It goes without saying that drugs were a central part of this scene, and while Alig was initially scathing of drug use, by the early-Nineties, he had become a heroin addict himself. During an argument with a dealer - called "Angel" Melendez because he always wore a huge pair of wings - Alig and one of his hangers-on hit Melendez over the head with a hammer, smothered him with a pillow, and injected him with a drain cleaner called Drano.
His body was kept for a week in Alig's bath, where it was seen by some of the many people coming and going in his home. When the smell became unbearable, they dismembered the body and dumped it in the river. Alig confessed about the murder to many of his friends, and there were various lightweight and almost celebratory reports of the alleged murder in the US media over many months. Despite this, journalists made little attempt properly to investigate the story.
The police, too, remained as uninterested in bringing Alig to justice as his contemporaries on the club scene and the media which gave them the attention they lived for. With no body, New York's finest said, there was no murder case. Eventually, after nearly a year, the police realised that, in fact, Melendez's body had been in their mortuary all the time.
Still, they weren't too bothered about bringing his killer to justice. Instead they made a deal with Alig, whereby if he would give them the evidence that would help them to nail club owner Peter Gaiten for drug dealing, he would escape a murder trial. Alig remains in prison untried. Gaiten was tried, but the case against him collapsed.

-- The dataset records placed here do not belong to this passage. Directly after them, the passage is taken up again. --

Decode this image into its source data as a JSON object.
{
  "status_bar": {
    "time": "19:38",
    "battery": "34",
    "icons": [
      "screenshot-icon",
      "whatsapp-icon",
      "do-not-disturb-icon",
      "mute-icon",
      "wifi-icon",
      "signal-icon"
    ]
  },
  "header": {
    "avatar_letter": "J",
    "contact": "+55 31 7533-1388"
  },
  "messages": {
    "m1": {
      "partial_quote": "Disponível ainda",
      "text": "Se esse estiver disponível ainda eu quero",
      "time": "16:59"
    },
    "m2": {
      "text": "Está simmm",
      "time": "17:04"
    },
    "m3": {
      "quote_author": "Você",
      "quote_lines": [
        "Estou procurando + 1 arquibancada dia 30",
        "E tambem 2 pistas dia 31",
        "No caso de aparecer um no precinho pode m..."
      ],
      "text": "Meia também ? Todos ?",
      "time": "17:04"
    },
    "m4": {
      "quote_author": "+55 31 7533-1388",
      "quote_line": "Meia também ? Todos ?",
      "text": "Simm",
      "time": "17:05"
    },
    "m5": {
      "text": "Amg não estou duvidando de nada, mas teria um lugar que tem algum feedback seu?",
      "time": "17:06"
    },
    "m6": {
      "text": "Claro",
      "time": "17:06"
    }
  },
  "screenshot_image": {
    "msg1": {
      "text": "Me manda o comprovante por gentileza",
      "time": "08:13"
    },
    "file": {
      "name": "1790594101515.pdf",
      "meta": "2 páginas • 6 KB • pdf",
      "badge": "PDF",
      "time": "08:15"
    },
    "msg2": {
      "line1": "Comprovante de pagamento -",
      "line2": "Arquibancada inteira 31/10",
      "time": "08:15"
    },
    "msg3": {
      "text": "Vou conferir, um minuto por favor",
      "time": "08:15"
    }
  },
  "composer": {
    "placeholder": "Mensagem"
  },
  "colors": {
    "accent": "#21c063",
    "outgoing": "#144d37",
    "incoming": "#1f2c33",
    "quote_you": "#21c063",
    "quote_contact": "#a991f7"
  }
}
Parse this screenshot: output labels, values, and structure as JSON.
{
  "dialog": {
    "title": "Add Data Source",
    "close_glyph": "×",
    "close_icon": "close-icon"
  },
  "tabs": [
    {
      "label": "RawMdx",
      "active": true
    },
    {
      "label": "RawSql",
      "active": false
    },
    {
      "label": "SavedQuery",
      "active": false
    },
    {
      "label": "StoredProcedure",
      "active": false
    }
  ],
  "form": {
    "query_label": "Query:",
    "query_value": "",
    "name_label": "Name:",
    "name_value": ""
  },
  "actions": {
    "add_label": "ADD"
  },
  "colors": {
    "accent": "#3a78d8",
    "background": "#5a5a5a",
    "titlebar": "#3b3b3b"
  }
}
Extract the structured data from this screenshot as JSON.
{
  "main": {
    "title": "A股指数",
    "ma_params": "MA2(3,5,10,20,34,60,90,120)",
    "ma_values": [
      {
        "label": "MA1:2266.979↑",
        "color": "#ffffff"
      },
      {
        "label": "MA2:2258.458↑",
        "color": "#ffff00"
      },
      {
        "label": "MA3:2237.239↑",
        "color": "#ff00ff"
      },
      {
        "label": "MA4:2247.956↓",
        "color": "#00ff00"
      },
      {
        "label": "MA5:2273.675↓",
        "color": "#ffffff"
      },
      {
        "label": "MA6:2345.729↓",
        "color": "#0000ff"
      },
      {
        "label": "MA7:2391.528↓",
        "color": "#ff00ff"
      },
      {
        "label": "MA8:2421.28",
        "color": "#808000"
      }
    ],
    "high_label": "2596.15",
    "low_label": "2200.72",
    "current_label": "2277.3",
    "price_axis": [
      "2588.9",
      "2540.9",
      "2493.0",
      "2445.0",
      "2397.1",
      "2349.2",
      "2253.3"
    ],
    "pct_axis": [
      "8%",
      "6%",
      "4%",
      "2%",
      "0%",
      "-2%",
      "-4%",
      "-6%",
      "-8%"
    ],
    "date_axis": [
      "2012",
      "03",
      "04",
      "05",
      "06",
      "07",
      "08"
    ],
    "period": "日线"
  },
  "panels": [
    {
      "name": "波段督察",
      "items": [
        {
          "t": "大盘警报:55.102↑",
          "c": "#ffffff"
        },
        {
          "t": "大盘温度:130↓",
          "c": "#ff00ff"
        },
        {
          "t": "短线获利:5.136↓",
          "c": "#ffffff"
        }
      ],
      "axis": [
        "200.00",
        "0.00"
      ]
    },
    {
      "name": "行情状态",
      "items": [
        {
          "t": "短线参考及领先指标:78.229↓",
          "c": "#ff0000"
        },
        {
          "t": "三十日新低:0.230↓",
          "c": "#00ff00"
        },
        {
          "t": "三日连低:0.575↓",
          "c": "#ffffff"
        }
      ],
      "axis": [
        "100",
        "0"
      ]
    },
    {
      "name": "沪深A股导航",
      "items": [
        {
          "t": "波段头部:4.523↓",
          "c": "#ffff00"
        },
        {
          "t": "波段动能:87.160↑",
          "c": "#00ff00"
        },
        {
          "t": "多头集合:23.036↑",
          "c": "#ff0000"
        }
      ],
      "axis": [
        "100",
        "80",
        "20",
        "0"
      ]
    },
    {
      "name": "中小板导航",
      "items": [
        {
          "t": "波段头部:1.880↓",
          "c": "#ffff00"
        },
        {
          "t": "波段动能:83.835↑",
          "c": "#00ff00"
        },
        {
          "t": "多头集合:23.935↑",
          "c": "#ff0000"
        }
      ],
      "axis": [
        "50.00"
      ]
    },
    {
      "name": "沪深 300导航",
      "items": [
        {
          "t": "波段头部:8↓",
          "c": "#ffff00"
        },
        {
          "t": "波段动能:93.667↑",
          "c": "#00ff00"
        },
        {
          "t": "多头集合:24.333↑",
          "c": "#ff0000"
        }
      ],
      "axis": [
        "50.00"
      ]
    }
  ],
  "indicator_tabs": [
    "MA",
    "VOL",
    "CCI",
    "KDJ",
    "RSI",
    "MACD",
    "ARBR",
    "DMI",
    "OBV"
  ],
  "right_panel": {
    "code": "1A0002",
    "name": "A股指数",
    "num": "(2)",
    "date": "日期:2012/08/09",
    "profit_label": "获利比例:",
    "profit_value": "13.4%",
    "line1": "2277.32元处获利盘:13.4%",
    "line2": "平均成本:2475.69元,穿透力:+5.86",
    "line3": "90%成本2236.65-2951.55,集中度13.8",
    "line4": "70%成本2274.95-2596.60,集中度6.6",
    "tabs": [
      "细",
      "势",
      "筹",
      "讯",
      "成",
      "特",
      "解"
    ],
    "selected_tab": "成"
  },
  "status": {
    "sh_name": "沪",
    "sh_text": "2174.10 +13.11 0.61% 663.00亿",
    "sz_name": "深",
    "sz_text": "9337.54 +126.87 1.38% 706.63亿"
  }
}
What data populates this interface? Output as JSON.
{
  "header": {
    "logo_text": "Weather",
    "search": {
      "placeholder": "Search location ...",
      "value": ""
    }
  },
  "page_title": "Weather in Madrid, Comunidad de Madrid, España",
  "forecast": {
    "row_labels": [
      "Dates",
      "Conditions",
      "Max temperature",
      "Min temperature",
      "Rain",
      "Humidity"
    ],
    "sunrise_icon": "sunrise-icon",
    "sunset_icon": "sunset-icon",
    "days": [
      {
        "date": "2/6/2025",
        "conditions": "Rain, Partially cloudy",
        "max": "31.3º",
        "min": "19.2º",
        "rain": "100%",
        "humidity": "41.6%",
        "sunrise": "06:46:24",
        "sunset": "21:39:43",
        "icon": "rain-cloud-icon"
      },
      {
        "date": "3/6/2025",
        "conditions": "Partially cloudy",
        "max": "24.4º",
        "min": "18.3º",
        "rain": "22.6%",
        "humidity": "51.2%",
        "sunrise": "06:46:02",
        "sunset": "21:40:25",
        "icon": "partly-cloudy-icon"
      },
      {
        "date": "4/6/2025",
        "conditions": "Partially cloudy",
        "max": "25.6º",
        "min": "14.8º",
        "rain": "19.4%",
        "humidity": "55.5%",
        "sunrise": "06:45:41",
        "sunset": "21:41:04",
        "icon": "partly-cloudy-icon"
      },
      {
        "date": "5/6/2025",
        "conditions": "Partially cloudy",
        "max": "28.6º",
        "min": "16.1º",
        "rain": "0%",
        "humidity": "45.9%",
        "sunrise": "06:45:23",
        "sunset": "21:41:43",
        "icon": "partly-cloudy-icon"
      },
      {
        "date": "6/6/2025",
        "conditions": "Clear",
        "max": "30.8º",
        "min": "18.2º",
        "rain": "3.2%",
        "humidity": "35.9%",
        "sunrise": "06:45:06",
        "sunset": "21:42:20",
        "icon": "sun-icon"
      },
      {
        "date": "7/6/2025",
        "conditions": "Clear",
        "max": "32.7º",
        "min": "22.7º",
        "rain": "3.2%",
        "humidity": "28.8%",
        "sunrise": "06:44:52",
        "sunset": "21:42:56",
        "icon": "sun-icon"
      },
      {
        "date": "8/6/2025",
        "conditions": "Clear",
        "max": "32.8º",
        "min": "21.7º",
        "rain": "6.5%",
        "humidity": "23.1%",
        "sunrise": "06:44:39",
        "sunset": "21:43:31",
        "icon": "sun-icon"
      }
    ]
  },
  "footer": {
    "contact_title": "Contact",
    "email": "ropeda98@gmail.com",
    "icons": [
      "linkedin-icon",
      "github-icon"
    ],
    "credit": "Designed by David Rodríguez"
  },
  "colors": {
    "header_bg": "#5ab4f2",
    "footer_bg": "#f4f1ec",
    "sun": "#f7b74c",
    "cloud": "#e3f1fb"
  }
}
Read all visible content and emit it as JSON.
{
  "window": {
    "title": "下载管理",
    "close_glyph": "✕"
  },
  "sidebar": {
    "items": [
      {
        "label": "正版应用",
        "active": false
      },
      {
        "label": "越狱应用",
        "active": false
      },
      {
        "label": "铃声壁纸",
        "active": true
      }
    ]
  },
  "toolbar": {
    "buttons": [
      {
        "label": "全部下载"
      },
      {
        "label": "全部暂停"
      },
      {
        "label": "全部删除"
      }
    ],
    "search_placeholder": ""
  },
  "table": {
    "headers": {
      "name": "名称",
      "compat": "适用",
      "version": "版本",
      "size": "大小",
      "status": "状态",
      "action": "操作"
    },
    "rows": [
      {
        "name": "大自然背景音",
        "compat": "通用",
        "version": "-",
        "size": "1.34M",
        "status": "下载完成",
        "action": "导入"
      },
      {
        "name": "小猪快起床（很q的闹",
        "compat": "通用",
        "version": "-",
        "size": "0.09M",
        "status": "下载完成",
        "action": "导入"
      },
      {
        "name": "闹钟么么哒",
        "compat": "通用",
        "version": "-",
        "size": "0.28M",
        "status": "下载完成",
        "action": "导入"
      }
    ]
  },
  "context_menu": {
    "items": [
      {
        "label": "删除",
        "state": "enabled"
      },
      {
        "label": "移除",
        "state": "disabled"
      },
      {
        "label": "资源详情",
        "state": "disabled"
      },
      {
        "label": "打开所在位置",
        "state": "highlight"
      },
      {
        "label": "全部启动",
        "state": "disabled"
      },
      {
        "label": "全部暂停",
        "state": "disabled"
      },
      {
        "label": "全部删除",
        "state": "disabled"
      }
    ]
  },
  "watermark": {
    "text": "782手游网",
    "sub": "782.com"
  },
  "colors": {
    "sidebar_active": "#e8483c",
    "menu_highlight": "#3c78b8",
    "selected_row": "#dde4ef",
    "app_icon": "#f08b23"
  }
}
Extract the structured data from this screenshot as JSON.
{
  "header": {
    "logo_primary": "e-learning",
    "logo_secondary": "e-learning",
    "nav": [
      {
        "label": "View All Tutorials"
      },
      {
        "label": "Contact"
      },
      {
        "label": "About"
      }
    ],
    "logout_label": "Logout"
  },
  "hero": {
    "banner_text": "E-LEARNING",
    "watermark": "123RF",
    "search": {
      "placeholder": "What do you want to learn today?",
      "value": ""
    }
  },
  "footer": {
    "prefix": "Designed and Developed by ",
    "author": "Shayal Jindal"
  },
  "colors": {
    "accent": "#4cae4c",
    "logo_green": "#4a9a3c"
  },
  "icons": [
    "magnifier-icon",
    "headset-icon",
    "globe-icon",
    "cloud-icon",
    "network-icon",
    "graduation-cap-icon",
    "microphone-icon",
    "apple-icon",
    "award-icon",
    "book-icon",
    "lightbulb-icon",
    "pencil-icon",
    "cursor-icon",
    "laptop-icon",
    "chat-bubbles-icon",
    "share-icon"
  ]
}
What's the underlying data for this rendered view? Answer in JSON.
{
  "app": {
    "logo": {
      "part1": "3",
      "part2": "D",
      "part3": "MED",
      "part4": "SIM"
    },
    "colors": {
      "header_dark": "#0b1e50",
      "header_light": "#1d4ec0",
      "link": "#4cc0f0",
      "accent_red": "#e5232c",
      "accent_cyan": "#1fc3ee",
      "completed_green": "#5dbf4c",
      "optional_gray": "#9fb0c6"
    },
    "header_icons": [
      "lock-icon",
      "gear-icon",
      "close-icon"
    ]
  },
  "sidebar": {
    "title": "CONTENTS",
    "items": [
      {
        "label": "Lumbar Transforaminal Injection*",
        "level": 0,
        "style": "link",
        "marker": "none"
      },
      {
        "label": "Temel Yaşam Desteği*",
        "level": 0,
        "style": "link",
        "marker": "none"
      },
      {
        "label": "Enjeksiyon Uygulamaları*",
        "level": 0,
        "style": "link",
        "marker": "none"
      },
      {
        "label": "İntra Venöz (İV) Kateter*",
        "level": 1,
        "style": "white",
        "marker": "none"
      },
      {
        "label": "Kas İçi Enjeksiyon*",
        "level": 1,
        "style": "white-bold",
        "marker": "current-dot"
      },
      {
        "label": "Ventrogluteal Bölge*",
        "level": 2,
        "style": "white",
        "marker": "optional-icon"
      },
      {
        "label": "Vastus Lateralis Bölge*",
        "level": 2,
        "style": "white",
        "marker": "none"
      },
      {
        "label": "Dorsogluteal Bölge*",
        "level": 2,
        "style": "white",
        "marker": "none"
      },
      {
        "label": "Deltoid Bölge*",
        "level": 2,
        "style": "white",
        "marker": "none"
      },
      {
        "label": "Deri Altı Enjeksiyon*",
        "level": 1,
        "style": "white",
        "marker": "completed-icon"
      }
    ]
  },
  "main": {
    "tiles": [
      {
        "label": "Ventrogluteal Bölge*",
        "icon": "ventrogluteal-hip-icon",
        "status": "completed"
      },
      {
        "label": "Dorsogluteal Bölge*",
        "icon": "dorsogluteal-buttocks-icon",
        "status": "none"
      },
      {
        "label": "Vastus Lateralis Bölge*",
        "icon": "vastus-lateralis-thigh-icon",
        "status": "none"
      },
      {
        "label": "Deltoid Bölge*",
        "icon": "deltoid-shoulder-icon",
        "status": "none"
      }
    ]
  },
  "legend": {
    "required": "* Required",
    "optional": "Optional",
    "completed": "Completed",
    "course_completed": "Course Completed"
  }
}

This whole story speaks of such widespread moral redundancy, such institutionalised subversion of decency, and such a lack of curiosity about what was going on in the heads of these feral children, that it's hard, while reading it, to remember it is fact, not fiction. Instead it reads like a story that has sprung from the mind of Bret Easton Ellis, whose last novel, Glamorama, also charted the rise and fall of an "it boy" on the New York club scene.
And it's here that I have to come to the unpleasant conclusion that no one has come closer than Ellis to pinpointing the real malaise among American youth. From his first book, Less Than Zero, to his most notorious, American Psycho, Ellis has painted his young and affluent protagonists as disturbed, affectless, obsessed with celebrity and wealth, morally redundant, concerned only with the values imposed by consumerism, frightened of individuality and fearful of standing out in the in-crowd.
This form of alienation he has always intimately associated with violence. In Glamorama, our hero falls in with a group of supermodel terrorists - a plot I found far-fetched until I read St James's opus and realised that it barely strayed from real life. In American Psycho, of course, the protagonist is a misogynist serial killer.
Ten years ago, it was rejected by the US publishers who had paid an advance of around pounds 150,000 for it, and reviled in the strongest possible terms by leading commentators on both sides of the Atlantic. I believe that Ellis has come closer to explaining the factors which surround the slaughter at Columbine High than an examination of those terrible hours in Denver is ever likely to yield.
Ultimately, although he is in no sense a political writer, Ellis points the finger at free-market consumer capitalism, and our enslavement to the Siamese-twin gods of work and ownership. One steals the time we need to nurture our families, and the other steals our ability to recognise values that can't be measured in hard currency. It's not much of a legacy for our children, and one that Americans hand on more unquestioningly than any other people on this planet.
That's why the US is so good at creating little monsters, and why it is likely to continue cranking them out. For changing American society - and to a lesser extent Britain's - means ditching some of the grotesque and empty values that the country holds most dear.Reuse content